these officers I issued 50 Springfield rifle-muskets, caliber 69, model 1842, and the necessary accouterments, with 40 rounds of ammunition to each man, and had the detachment ready to move at 8 p. m. of the 9th instant. At 10 p. m., in compliance with verbal orders received from you, I marched the detachment to the Fourteenth street depot of the Pacific Railroad, with the exception of a few men who were too sick to travel; these I left at Schofield Barracks. On arriving at the Pacific Railroad depot, my detachment was put on board the cars, with two companies of the Second Regiment Missouri Artillery, Lieutenant-Colonel [N.] Cole, for that regiment, assuming command of the entire force and we left for Jefferson City at 11.30 p. m., arriving at 7 a.m . of the 10th instant. After staying at Jefferson City about four hours, an drawing a supply of rations and necessary cooking utensils, also getting a detail of one assistant surgeon to take care of the sick and a lieutenant to assist in commanding the detachment of convalescents, Lieutenant-Colonel Cole was ordered to proceed, with his command and one piece of the First Kansas Battery, to California, Moniteau County, Missouri, and assume command of that post, taking arms for the Thirty-fifth Regiment Enrolled Missouri Militia, Colonel Hickox commanding. The entire command remained at California until the afternoon o f the 11th instant, at which time Lieutenant-Colonel Cole was ordered to make a reconnaissance with the locomotive and necessary cars to Tipton, which he did, taking with him one piece of artillery, with men sufficient to man the gun, and 25 picked men from Captain Curran's company, to act as sharpshooters on the train; also 85 mounted men from Lieutenant-Colonel [J. D.] Brutsche's command of provisional troops, to act as flankers along the railroad. Whilst he was absent I received a large supply of commissary stores from Jefferson City; also dispatches from Lieutenant-Colonel Lazear, then in pursuit of the enemy from Tipton toward Boonville, with 1,100 men.
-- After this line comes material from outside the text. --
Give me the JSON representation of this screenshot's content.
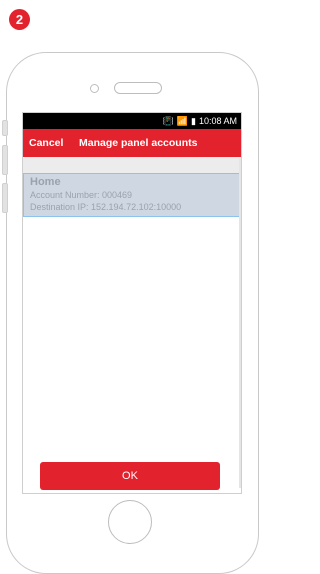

These dispatches I forwarded, by telegraph, to Brigadier-General Totten, at Jefferson City, and in reply received an order to get all the cavalry, together that I could, and furnish them with ammunition and five days' rations of bread and meat, ordering them to report, without delay, to Lieutenant-Colonel Cole, at Tipton. This I did, sending the balance of Lieutenant-Colonel Brutsche's command, amounting to 175 men, a nd 75 men from the Thirty-fifth Regiment Enrolled Missouri Militia, under the command of Colonel Hickox, making an aggregate of 375 mounted men and one piece of artillery. With this force, Lieutenant-Colonel Cole, of the Second Missouri Artillery, started from Tipton on the night of the 11th, in pursuit of the enemy, toward Boonville, with instructions to join Lieutenant-Colonel Lazear's command, if possible.
On the 12th instant, I received an order from Brigadier General James Totten to hold my command in readiness to move, and to get 100 of the Thirty-fifth Regiment Enrolled Missouri Militia ready to move to Tipton, to relieve a company of the Second Regiment Missouri Artillery that I had sent to that place in pursuance of orders received from him on the morning of the 12th. On the same day I received an order from the general commanding to assume command of four companies of the First Missouri State Militia, on their arrival at California with 60,000 rations for the army of Generals Brown and Ewing, and to proceed with my entire command to La Mine bridge, and report by messenger to commanding officers of troops in that vicinity, and supply them with subsistence. In compliance with special order issued to Captain [J.] Dietrich, then in command of a battalion of First Missouri State Militia, guarding subsistence stores from Jefferson City to California, at 5 p. m. of